Omit the pictures, but give back every entry below exactly as written.
----
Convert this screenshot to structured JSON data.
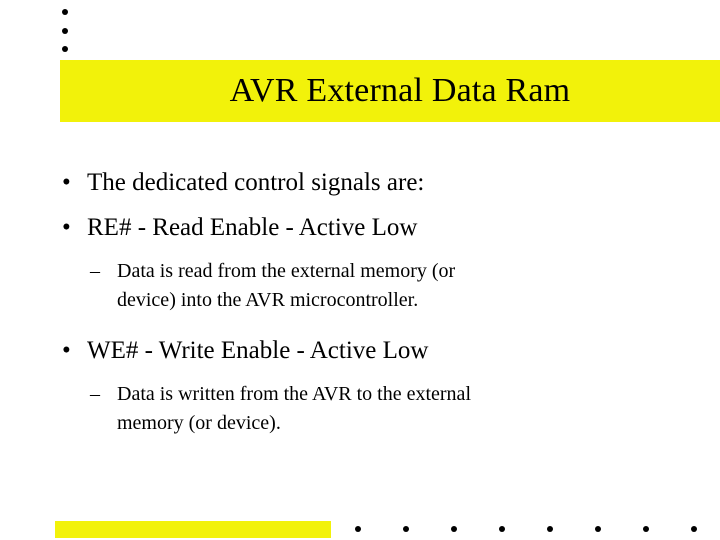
{
  "slide": {
    "title": "AVR External Data Ram",
    "title_banner_color": "#f2f20a",
    "background_color": "#ffffff",
    "text_color": "#000000"
  },
  "decor": {
    "top_dots": {
      "icon": "bullet-dot-icon",
      "count": 3,
      "color": "#000000"
    },
    "bottom_bar": {
      "color": "#f2f20a"
    },
    "bottom_dots": {
      "icon": "bullet-dot-icon",
      "count": 8,
      "color": "#000000"
    }
  },
  "content": {
    "bullet_marker": "•",
    "sub_bullet_marker": "–",
    "items": [
      {
        "level": 1,
        "text": "The dedicated control signals are:"
      },
      {
        "level": 1,
        "text": "RE# - Read Enable - Active Low"
      },
      {
        "level": 2,
        "line1": "Data is read from the external memory (or",
        "line2": "device) into the AVR microcontroller."
      },
      {
        "level": 1,
        "text": "WE# - Write Enable - Active Low"
      },
      {
        "level": 2,
        "line1": "Data is written from the AVR to the external",
        "line2": "memory (or device)."
      }
    ]
  }
}
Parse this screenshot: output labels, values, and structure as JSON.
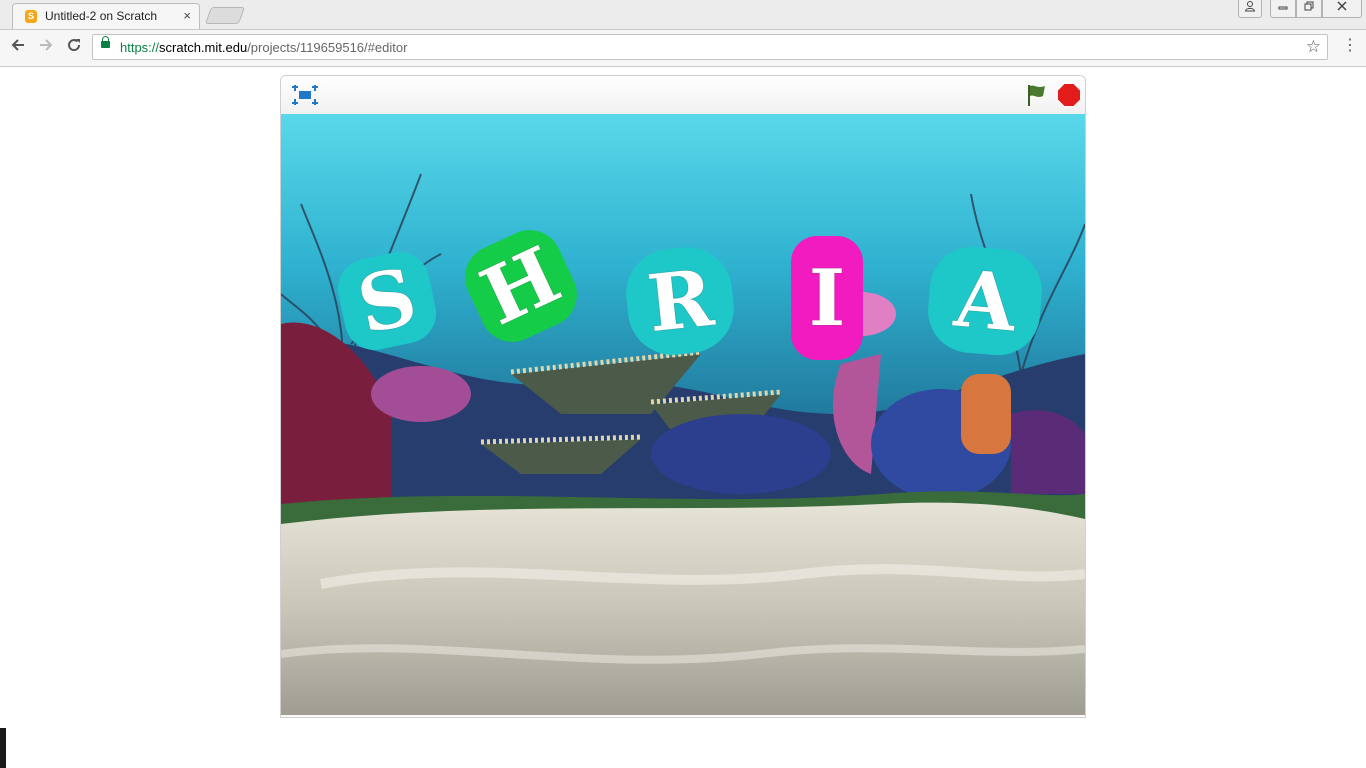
{
  "browser": {
    "tab_title": "Untitled-2 on Scratch",
    "tab_close": "×",
    "url_protocol": "https://",
    "url_host": "scratch.mit.edu",
    "url_path": "/projects/119659516/#editor",
    "icons": [
      "scratch-favicon",
      "back-arrow-icon",
      "forward-arrow-icon",
      "reload-icon",
      "lock-icon",
      "star-icon",
      "menu-icon",
      "user-icon",
      "minimize-icon",
      "maximize-icon",
      "close-icon"
    ]
  },
  "player": {
    "icons": [
      "fullscreen-icon",
      "green-flag-icon",
      "stop-icon"
    ],
    "colors": {
      "flag": "#4a7a2e",
      "stop": "#e21b1b",
      "fullscreen": "#1f78c8"
    }
  },
  "stage": {
    "sprites": [
      {
        "letter": "S",
        "color": "#1ec8c8"
      },
      {
        "letter": "H",
        "color": "#14cc47"
      },
      {
        "letter": "R",
        "color": "#1ec8c8"
      },
      {
        "letter": "I",
        "color": "#f21bbf"
      },
      {
        "letter": "A",
        "color": "#1ec8c8"
      }
    ],
    "backdrop": "underwater reef"
  }
}
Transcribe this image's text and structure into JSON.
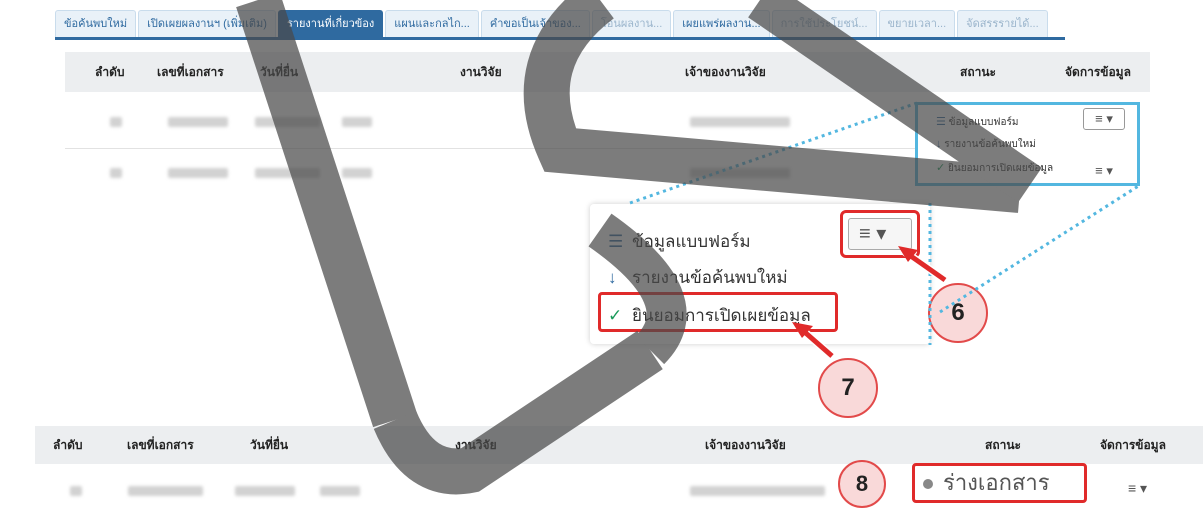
{
  "tabs": [
    {
      "label": "ข้อค้นพบใหม่",
      "state": "normal"
    },
    {
      "label": "เปิดเผยผลงานฯ (เพิ่มเติม)",
      "state": "normal"
    },
    {
      "label": "รายงานที่เกี่ยวข้อง",
      "state": "active"
    },
    {
      "label": "แผนและกลไก...",
      "state": "normal"
    },
    {
      "label": "คำขอเป็นเจ้าของ...",
      "state": "normal"
    },
    {
      "label": "โอนผลงาน...",
      "state": "dim"
    },
    {
      "label": "เผยแพร่ผลงาน...",
      "state": "normal"
    },
    {
      "label": "การใช้ประโยชน์...",
      "state": "dim"
    },
    {
      "label": "ขยายเวลา...",
      "state": "dim"
    },
    {
      "label": "จัดสรรรายได้...",
      "state": "dim"
    }
  ],
  "table": {
    "headers": {
      "order": "ลำดับ",
      "doc_no": "เลขที่เอกสาร",
      "date": "วันที่ยื่น",
      "research": "งานวิจัย",
      "owner": "เจ้าของงานวิจัย",
      "status": "สถานะ",
      "manage": "จัดการข้อมูล"
    }
  },
  "dropdown": {
    "items": [
      {
        "icon": "form-icon",
        "label": "ข้อมูลแบบฟอร์ม"
      },
      {
        "icon": "download-icon",
        "label": "รายงานข้อค้นพบใหม่"
      },
      {
        "icon": "check-icon",
        "label": "ยินยอมการเปิดเผยข้อมูล"
      }
    ],
    "menu_button_icon": "menu-icon"
  },
  "steps": {
    "six": "6",
    "seven": "7",
    "eight": "8"
  },
  "status_draft": "ร่างเอกสาร",
  "colors": {
    "accent": "#2f6aa0",
    "highlight": "#e02a2a",
    "dotted_line": "#53b7e0",
    "badge_fill": "#f9d9d9"
  }
}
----
> _Task output_:
Convert this screenshot to structured JSON data.
{
  "slide": {
    "title": "AVR External Data Ram",
    "title_banner_color": "#f2f20a",
    "background_color": "#ffffff",
    "text_color": "#000000"
  },
  "decor": {
    "top_dots": {
      "icon": "bullet-dot-icon",
      "count": 3,
      "color": "#000000"
    },
    "bottom_bar": {
      "color": "#f2f20a"
    },
    "bottom_dots": {
      "icon": "bullet-dot-icon",
      "count": 8,
      "color": "#000000"
    }
  },
  "content": {
    "bullet_marker": "•",
    "sub_bullet_marker": "–",
    "items": [
      {
        "level": 1,
        "text": "The dedicated control signals are:"
      },
      {
        "level": 1,
        "text": "RE# - Read Enable - Active Low"
      },
      {
        "level": 2,
        "line1": "Data is read from the external memory (or",
        "line2": "device) into the AVR microcontroller."
      },
      {
        "level": 1,
        "text": "WE# - Write Enable - Active Low"
      },
      {
        "level": 2,
        "line1": "Data is written from the AVR to the external",
        "line2": "memory (or device)."
      }
    ]
  }
}
Parse this screenshot: output labels, values, and structure as JSON.
{
  "browser": {
    "tab_title": "Untitled-2 on Scratch",
    "tab_close": "×",
    "url_protocol": "https://",
    "url_host": "scratch.mit.edu",
    "url_path": "/projects/119659516/#editor",
    "icons": [
      "scratch-favicon",
      "back-arrow-icon",
      "forward-arrow-icon",
      "reload-icon",
      "lock-icon",
      "star-icon",
      "menu-icon",
      "user-icon",
      "minimize-icon",
      "maximize-icon",
      "close-icon"
    ]
  },
  "player": {
    "icons": [
      "fullscreen-icon",
      "green-flag-icon",
      "stop-icon"
    ],
    "colors": {
      "flag": "#4a7a2e",
      "stop": "#e21b1b",
      "fullscreen": "#1f78c8"
    }
  },
  "stage": {
    "sprites": [
      {
        "letter": "S",
        "color": "#1ec8c8"
      },
      {
        "letter": "H",
        "color": "#14cc47"
      },
      {
        "letter": "R",
        "color": "#1ec8c8"
      },
      {
        "letter": "I",
        "color": "#f21bbf"
      },
      {
        "letter": "A",
        "color": "#1ec8c8"
      }
    ],
    "backdrop": "underwater reef"
  }
}
Transcribe this image's text and structure into JSON.
{
  "tabs": [
    {
      "label": "ข้อค้นพบใหม่",
      "state": "normal"
    },
    {
      "label": "เปิดเผยผลงานฯ (เพิ่มเติม)",
      "state": "normal"
    },
    {
      "label": "รายงานที่เกี่ยวข้อง",
      "state": "active"
    },
    {
      "label": "แผนและกลไก...",
      "state": "normal"
    },
    {
      "label": "คำขอเป็นเจ้าของ...",
      "state": "normal"
    },
    {
      "label": "โอนผลงาน...",
      "state": "dim"
    },
    {
      "label": "เผยแพร่ผลงาน...",
      "state": "normal"
    },
    {
      "label": "การใช้ประโยชน์...",
      "state": "dim"
    },
    {
      "label": "ขยายเวลา...",
      "state": "dim"
    },
    {
      "label": "จัดสรรรายได้...",
      "state": "dim"
    }
  ],
  "table": {
    "headers": {
      "order": "ลำดับ",
      "doc_no": "เลขที่เอกสาร",
      "date": "วันที่ยื่น",
      "research": "งานวิจัย",
      "owner": "เจ้าของงานวิจัย",
      "status": "สถานะ",
      "manage": "จัดการข้อมูล"
    }
  },
  "dropdown": {
    "items": [
      {
        "icon": "form-icon",
        "label": "ข้อมูลแบบฟอร์ม"
      },
      {
        "icon": "download-icon",
        "label": "รายงานข้อค้นพบใหม่"
      },
      {
        "icon": "check-icon",
        "label": "ยินยอมการเปิดเผยข้อมูล"
      }
    ],
    "menu_button_icon": "menu-icon"
  },
  "steps": {
    "six": "6",
    "seven": "7",
    "eight": "8"
  },
  "status_draft": "ร่างเอกสาร",
  "colors": {
    "accent": "#2f6aa0",
    "highlight": "#e02a2a",
    "dotted_line": "#53b7e0",
    "badge_fill": "#f9d9d9"
  }
}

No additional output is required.